The donation directly supports ongoing tornado-relief efforts, including paying for supplies and staff salaries spent on disaster-recovery activities.
“The support from the Darrell Waltrip Automotive Group is a game-changer for our tornado-relief efforts,” says HON President and CEO Lori Shinton. “Those funds are going directly to recruit and manage volunteers who are doing the important work of helping people put their lives back together after a major disaster.”
For more than 25 years, Darrell Waltrip Automotive Group has had an active role supporting Middle Tennessee charities.
From being the first corporation to enroll in Waves Office Recycling Program, to assisting those who lost their vehicles in the 2010 flood, to now supplying personal protective equipment to Williamson Medical Center – DWAG aims to be a company that cares about helping others.
Hometown Heroes is a program honoring those who have shown a commitment to serving others and making a difference in their community. Community members nominate individuals, and each month a new hero is selected by DWAG, which makes a $500 donation to the charity of that hero’s choice.
“One thing we learned through our Hometown Heroes event is just how many amazing people are at work in our communities, and how they are making a difference in big ways,” Gallagher says.
This spring DWAG had planned to celebrate their 100th hero, but, due to COVID-19, plans have been tentatively postponed until May 2021.

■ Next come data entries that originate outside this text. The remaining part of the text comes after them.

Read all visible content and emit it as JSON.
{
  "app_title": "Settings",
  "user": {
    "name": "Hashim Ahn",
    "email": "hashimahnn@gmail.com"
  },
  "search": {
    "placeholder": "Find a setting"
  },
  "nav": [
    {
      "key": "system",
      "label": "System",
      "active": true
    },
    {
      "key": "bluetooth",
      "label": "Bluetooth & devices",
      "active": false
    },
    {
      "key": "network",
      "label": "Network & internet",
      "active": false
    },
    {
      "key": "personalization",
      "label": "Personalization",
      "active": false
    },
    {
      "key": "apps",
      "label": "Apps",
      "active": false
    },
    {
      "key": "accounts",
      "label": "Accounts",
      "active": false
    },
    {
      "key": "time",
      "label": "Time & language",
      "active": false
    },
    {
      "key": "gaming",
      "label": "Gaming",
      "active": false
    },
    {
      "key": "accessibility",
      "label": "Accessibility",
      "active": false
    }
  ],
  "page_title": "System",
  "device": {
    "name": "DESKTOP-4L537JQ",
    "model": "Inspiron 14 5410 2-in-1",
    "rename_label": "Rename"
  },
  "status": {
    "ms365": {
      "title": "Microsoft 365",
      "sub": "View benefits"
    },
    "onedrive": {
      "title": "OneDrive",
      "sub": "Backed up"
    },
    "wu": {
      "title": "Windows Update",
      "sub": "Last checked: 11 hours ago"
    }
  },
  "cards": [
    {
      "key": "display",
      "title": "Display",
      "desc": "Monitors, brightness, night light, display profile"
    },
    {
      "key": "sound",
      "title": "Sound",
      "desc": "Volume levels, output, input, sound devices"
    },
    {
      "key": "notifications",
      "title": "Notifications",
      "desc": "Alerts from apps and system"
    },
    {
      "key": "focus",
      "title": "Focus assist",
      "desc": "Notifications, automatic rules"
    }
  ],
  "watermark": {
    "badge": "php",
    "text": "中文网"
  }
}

The company created Drive Away Hunger in 2013 as a fundraising event partnering with Williamson County high schools and GraceWorks. Through Drive Away Hunger, hundreds of thousands of pounds of food have been collected and donated to food pantries throughout Williamson County. The initiative has since expanded to include the Franklin Special School District and Williamson County elementary and middle schools.
“We are so proud of all we have done in the community, and thankful for our customers who make it all possible,” Gallagher said.
The automotive group’s first dealership – Darrell WaltripHonda – opened in 1986. Since then, they’ve opened three more dealerships across Middle Tennessee.
For more information about Darrell Waltrip Automotive Group’s history of service, click here.